I mean what’s the difference between someone who makes $100k flipping a property in a year to someone who makes the same because the market increases or the land is re-zoned or a developer comes and knocks on there door?

Wouldn’t the flipper have the most satisfaction as they have physically created that profit?

Could the same not be said for the investor who bought land that is re-zoned knowing their research was bang on?

Or the one who timed the market perfectly?

I think it really comes down to time, money and skills.

The flipper likely has the time, money and skills to fully dedicate to the project, whereas the researcher may only have a few hours a week.

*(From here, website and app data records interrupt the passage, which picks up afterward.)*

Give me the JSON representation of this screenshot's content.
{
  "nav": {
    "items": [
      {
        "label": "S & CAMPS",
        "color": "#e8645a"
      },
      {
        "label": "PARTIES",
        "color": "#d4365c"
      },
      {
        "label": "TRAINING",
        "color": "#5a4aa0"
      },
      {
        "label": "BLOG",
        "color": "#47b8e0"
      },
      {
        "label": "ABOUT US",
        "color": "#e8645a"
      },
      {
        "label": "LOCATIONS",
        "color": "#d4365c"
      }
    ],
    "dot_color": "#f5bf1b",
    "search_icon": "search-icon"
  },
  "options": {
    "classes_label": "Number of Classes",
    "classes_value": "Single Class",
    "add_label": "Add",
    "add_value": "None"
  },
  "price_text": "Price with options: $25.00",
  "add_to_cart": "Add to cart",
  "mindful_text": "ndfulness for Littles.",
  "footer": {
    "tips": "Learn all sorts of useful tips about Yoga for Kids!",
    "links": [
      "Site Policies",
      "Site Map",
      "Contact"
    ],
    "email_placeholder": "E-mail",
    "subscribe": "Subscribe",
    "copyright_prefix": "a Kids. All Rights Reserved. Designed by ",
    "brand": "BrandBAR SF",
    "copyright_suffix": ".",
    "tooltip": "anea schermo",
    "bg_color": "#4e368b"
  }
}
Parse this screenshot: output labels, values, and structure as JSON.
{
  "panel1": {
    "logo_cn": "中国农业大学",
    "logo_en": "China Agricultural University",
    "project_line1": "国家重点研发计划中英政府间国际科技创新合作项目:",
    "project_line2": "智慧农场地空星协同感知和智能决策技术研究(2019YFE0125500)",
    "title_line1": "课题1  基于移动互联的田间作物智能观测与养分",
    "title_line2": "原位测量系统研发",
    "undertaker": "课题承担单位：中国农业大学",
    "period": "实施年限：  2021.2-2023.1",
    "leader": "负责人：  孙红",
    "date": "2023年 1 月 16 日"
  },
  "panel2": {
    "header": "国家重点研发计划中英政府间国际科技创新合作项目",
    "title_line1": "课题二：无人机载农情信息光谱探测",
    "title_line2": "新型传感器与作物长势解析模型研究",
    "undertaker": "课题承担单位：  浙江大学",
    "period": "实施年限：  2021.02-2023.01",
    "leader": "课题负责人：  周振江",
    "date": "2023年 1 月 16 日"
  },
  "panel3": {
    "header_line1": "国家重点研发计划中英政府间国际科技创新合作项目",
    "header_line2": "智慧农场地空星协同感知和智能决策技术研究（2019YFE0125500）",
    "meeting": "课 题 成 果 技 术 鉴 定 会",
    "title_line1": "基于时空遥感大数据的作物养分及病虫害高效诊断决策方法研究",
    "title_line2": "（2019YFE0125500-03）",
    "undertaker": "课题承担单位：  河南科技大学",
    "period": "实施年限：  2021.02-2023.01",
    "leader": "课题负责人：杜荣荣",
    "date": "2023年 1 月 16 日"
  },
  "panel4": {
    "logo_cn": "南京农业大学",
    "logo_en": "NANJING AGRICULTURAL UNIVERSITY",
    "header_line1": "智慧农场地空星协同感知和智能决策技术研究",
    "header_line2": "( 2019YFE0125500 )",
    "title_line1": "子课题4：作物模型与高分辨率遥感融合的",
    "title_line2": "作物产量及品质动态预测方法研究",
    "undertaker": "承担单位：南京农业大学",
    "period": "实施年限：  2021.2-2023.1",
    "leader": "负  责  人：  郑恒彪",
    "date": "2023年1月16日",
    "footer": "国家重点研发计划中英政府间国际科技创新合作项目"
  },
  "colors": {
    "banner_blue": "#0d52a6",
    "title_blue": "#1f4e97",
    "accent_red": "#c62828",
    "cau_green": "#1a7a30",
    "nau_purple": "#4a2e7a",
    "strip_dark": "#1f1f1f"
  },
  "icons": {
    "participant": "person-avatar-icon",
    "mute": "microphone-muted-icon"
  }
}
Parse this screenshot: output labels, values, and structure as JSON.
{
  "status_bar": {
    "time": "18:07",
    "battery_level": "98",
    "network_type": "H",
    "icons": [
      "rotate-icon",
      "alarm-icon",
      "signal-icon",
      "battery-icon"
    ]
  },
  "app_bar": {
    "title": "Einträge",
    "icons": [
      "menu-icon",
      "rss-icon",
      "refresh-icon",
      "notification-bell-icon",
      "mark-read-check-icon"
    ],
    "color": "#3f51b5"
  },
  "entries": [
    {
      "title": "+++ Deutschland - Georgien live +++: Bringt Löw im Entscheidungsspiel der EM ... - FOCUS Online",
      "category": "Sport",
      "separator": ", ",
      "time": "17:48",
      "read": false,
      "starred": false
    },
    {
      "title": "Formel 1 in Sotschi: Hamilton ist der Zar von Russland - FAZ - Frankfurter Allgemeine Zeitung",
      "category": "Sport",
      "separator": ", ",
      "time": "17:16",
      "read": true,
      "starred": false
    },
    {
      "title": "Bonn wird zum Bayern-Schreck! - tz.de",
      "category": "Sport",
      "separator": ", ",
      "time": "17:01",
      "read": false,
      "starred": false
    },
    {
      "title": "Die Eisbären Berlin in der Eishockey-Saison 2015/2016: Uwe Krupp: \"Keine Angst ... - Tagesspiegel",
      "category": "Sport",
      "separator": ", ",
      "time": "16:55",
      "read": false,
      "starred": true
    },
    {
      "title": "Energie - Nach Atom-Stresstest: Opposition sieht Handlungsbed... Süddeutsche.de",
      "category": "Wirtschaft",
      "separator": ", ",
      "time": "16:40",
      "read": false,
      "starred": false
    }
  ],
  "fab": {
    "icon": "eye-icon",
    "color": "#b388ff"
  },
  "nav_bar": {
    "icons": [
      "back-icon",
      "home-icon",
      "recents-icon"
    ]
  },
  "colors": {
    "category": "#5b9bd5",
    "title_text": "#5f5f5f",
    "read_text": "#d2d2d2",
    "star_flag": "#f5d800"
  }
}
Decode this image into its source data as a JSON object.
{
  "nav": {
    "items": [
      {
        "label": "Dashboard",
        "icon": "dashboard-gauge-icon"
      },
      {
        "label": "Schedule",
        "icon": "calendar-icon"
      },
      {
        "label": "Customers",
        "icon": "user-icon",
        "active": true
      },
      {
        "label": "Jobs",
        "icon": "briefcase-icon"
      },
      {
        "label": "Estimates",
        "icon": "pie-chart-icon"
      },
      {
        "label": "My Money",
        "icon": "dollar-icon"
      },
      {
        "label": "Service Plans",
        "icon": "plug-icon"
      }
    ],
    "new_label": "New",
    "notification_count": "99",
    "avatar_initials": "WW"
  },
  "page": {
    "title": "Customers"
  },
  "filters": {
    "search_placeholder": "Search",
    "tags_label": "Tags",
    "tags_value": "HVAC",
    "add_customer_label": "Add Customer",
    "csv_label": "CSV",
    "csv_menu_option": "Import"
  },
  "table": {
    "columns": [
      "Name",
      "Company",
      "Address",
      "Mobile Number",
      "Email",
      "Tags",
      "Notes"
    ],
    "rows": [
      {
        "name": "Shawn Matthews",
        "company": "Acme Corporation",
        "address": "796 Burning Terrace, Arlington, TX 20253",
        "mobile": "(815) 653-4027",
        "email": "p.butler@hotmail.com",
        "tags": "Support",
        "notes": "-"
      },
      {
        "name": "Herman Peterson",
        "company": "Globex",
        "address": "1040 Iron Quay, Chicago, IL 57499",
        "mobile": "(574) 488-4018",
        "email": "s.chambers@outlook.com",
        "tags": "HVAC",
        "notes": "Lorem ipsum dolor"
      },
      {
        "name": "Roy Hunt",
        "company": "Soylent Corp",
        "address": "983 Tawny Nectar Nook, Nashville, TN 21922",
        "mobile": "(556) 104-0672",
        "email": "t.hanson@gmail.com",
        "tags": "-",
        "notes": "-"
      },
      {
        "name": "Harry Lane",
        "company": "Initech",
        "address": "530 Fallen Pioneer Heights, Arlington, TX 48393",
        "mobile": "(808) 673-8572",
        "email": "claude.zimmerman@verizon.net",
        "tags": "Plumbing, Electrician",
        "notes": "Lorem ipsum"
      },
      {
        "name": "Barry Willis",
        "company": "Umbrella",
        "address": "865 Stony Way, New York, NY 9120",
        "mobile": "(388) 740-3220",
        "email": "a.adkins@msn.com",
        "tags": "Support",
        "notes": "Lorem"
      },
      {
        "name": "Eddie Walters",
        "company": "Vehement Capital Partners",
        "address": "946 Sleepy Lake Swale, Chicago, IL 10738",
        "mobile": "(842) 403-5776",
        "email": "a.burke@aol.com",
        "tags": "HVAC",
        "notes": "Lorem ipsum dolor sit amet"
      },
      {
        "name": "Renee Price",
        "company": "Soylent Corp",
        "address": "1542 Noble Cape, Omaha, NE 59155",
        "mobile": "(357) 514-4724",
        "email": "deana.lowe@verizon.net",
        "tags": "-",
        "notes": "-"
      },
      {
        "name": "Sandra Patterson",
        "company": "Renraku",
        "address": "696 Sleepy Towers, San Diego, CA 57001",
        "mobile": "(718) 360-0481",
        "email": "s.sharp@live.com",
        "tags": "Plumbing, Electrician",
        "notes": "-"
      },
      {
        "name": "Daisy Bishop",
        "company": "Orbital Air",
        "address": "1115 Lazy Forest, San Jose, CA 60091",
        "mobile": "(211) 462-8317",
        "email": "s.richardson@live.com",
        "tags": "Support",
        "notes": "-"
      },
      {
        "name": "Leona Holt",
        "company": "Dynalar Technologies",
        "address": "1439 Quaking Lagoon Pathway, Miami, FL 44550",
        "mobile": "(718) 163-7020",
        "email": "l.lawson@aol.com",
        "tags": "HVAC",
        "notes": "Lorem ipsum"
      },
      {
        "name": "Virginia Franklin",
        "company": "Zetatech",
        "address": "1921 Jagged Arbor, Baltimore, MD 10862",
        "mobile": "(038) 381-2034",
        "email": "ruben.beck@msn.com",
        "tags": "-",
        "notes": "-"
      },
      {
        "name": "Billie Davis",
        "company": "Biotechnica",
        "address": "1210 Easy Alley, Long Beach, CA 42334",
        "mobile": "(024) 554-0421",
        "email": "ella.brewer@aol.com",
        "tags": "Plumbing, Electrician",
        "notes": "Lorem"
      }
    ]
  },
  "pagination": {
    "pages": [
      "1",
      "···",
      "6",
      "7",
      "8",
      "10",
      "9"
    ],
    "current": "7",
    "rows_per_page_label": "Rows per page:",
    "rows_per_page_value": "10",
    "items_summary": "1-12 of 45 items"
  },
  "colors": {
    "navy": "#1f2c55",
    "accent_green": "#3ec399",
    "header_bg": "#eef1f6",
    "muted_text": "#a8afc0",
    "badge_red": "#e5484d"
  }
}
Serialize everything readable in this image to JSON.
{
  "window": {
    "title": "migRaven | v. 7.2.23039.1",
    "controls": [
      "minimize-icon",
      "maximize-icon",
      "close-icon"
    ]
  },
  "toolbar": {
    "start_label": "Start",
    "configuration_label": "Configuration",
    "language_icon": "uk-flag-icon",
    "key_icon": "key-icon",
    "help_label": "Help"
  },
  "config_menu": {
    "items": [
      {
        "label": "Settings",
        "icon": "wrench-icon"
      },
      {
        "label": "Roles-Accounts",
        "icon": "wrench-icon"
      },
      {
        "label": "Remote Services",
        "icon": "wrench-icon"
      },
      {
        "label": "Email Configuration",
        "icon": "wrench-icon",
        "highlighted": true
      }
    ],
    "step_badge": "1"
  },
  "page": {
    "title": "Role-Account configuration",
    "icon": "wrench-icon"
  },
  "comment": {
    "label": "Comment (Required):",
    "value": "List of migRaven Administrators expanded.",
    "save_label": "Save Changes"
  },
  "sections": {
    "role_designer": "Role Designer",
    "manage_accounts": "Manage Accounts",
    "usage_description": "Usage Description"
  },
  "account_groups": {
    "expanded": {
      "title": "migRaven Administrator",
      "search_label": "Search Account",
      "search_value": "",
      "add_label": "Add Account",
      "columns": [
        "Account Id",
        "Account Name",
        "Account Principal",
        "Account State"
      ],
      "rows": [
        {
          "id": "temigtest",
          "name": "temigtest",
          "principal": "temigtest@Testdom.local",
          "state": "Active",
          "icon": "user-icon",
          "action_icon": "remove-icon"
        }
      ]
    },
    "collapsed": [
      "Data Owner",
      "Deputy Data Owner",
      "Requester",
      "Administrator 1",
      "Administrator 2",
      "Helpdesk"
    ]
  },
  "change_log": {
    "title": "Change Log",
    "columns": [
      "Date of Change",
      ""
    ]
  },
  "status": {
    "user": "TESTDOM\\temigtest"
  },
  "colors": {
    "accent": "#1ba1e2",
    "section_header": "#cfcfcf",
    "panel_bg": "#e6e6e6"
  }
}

I would argue on a likelihood scale of success, the flipper will have the highest chance of success as they are less dependent on external factors, whereas the researcher is very dependent on external factors falling into place, particularly in the short-term.

Then again the flipper has more cash flow risk, particularly if undertaking on a full-time basis as they may not have a full-time job and income security, unlike the researcher.

Which then is the right approach?

In my opinion, it’s the one that you feel comfortable with and can work within your lifestyle.

No point trying to hands on flip a property when you have less than 5 minutes a day spare.

In that situation, maybe you hire a builder to undertake the work, provided there is still enough potential profit margin left.

Set realistic expectations as well.

Like anything, property is a process and you learn with experience.

Don’t be discouraged if your first effort didn’t achieve what you wanted or your fear of trying stops you in your tracks.

Think about the lessons you will gain from the experience.

They may just make you $100k in a year.”

How can we be #1 and #2 in the OECD?

How can we be #1 and #2 in the OECD?

“I saw a graph which alarmed me a few days ago.

Showing NZ and Australia having the highest per capita homeless rates in the OECD.

Hello, I’m Dean Berman from Berman Buys.

Today I want to talk about why headlines can be misleading.

NZ are a bit under 1% of population.

Australia a bit under 0.5% of population.

Compare this to Japan which is at virtually 0% of population.

When you look a little closer you will notice the definitions used are totally different.

There are over 7 categories which can be recorded in the definition.

Australia and NZ record 6 out of 7 categories.

Japan records 1 out of 7 categories.

Who do you think will have the higher number?

If you make the definitions ‘like for like’ then the numbers look much similar.

Australia and NZ also drop dramatically down the rankings from number 1 and 2.

To outside the top 20 and below average rates under 0.1% of population.

The fact that there is any homeless is concerning.

Particularly over 8,000 and 4,000 people living rough.

But at least the we aren’t 1 and 2 in the OECD.

So next time you see a dramatic headline, delve a little deeper because it might prove to be normal.”